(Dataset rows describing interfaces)
____________

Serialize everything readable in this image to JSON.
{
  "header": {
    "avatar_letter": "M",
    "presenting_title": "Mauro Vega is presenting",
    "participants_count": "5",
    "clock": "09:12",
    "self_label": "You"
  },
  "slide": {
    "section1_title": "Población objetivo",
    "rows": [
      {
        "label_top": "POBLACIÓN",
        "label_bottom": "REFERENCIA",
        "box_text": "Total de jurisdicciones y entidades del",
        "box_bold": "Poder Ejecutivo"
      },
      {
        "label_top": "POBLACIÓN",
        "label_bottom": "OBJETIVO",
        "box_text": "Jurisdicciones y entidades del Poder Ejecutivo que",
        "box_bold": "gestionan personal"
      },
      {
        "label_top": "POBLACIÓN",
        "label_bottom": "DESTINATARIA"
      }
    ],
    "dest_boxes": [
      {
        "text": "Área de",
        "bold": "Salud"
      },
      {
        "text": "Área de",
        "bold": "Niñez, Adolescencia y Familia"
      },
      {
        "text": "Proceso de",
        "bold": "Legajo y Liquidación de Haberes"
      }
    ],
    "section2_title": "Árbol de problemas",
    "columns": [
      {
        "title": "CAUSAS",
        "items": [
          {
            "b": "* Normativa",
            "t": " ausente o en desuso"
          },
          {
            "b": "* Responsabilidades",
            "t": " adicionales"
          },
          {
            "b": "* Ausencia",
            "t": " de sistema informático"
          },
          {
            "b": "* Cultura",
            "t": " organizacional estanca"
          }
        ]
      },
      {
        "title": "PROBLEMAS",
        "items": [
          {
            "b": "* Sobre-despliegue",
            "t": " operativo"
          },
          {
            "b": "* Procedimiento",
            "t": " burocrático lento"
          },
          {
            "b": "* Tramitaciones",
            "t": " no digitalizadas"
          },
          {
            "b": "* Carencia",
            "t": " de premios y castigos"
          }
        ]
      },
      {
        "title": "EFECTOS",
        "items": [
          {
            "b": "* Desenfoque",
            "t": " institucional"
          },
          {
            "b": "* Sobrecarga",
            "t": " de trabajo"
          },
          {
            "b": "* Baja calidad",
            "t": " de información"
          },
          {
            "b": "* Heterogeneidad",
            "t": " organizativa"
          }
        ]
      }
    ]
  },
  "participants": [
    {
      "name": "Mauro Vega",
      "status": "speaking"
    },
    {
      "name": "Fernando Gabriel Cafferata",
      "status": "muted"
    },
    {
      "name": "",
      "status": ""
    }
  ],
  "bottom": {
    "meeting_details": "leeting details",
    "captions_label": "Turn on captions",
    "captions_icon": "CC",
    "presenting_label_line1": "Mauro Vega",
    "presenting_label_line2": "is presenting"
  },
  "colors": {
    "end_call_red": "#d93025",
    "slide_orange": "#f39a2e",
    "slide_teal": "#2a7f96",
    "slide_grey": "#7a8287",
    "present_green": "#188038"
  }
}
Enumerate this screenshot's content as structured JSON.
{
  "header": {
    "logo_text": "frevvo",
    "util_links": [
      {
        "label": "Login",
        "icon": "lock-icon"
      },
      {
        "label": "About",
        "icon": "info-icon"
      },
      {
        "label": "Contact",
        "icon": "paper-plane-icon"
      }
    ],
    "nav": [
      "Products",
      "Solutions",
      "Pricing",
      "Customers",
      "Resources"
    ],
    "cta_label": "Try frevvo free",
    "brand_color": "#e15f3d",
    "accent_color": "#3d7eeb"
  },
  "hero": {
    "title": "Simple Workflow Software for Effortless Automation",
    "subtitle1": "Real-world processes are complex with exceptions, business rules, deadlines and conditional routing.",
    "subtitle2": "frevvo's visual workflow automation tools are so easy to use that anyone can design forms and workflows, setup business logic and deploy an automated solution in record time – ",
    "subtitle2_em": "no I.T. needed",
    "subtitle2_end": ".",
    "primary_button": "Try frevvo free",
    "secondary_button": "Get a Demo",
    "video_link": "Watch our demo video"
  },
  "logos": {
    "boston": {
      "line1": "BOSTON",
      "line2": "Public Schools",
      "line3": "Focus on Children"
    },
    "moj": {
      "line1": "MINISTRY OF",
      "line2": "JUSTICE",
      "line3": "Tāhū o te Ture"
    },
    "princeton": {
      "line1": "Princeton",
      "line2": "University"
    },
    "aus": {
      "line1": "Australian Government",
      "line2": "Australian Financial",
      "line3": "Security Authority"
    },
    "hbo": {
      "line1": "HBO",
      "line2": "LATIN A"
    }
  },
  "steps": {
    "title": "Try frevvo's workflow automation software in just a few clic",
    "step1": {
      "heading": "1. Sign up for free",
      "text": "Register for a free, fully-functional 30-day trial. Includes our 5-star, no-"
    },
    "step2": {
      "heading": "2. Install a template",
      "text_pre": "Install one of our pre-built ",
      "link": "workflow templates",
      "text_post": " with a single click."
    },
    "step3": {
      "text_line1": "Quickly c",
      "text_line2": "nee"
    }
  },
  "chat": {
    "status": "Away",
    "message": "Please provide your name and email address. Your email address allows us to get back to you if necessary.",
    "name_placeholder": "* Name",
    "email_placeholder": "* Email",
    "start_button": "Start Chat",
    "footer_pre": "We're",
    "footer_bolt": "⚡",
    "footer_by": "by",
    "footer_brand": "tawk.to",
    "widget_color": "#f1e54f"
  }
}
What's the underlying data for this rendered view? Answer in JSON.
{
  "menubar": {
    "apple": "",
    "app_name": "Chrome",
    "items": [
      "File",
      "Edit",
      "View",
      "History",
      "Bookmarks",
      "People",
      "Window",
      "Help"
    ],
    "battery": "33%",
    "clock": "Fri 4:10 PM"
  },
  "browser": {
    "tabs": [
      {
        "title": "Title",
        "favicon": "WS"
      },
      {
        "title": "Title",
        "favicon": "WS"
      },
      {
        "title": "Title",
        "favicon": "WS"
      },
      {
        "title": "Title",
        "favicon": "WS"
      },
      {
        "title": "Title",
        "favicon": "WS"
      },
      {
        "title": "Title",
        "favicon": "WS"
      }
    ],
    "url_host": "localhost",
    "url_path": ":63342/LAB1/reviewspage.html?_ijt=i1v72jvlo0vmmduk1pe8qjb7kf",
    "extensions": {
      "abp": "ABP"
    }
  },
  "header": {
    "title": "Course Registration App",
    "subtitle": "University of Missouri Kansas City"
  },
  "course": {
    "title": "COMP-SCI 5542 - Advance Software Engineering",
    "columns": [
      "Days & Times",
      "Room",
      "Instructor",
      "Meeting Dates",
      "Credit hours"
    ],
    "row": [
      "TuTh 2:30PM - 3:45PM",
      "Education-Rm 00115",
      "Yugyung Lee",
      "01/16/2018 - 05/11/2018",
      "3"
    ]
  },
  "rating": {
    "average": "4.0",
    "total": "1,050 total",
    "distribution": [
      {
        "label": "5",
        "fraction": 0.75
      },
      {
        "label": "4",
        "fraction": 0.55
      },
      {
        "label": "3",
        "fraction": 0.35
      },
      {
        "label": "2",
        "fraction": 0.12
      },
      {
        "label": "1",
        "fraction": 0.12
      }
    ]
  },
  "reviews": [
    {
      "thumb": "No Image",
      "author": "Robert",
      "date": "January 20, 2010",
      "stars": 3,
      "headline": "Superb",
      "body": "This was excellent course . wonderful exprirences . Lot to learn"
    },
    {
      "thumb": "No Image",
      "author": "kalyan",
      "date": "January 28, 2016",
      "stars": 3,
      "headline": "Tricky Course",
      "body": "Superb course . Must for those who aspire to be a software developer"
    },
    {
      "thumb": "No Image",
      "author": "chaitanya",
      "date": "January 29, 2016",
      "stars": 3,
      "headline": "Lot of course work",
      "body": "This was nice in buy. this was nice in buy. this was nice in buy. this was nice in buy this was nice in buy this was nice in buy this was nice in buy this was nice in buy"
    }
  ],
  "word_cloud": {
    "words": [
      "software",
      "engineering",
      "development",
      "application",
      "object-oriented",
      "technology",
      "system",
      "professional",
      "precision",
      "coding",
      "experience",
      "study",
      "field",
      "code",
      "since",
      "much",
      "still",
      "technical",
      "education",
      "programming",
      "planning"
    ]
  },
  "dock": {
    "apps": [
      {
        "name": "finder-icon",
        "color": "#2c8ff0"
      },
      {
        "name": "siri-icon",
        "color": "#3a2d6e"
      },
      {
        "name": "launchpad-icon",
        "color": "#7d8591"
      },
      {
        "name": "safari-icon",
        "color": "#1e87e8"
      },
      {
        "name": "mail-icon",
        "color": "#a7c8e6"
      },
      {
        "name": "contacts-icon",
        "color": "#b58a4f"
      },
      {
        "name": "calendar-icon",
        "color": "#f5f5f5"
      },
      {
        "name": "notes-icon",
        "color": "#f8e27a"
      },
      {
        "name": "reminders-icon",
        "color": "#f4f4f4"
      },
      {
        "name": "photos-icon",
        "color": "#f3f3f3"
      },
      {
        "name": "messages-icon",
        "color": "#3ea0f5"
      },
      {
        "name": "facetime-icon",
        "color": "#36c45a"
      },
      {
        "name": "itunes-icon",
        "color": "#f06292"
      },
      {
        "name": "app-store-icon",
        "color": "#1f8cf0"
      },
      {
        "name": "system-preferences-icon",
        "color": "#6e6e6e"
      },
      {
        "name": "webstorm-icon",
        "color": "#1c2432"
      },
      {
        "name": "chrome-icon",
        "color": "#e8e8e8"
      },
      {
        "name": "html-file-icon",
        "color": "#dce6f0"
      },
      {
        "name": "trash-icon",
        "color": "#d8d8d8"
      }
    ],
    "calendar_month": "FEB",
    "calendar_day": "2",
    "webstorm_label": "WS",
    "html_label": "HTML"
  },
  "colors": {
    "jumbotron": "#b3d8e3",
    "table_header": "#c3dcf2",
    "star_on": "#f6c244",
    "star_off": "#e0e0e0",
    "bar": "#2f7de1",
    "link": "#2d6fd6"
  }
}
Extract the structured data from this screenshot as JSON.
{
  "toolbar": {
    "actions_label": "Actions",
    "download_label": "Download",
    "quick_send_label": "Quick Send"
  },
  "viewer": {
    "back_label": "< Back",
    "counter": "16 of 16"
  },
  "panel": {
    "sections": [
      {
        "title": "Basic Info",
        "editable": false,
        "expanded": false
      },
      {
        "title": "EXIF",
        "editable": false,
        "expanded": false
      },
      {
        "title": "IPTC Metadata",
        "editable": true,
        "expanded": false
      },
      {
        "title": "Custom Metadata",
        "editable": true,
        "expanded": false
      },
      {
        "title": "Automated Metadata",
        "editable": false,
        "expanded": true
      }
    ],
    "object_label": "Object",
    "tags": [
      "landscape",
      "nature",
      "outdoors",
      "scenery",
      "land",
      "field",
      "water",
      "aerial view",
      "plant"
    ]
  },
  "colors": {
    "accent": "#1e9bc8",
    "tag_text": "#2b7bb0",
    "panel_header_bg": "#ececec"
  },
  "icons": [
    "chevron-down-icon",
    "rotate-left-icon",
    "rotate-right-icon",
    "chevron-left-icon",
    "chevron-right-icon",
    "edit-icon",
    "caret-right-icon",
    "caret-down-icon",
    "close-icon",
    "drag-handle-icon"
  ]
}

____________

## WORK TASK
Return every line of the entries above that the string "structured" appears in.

## RESPONSE AREA
Enumerate this screenshot's content as structured JSON.
Extract the structured data from this screenshot as JSON.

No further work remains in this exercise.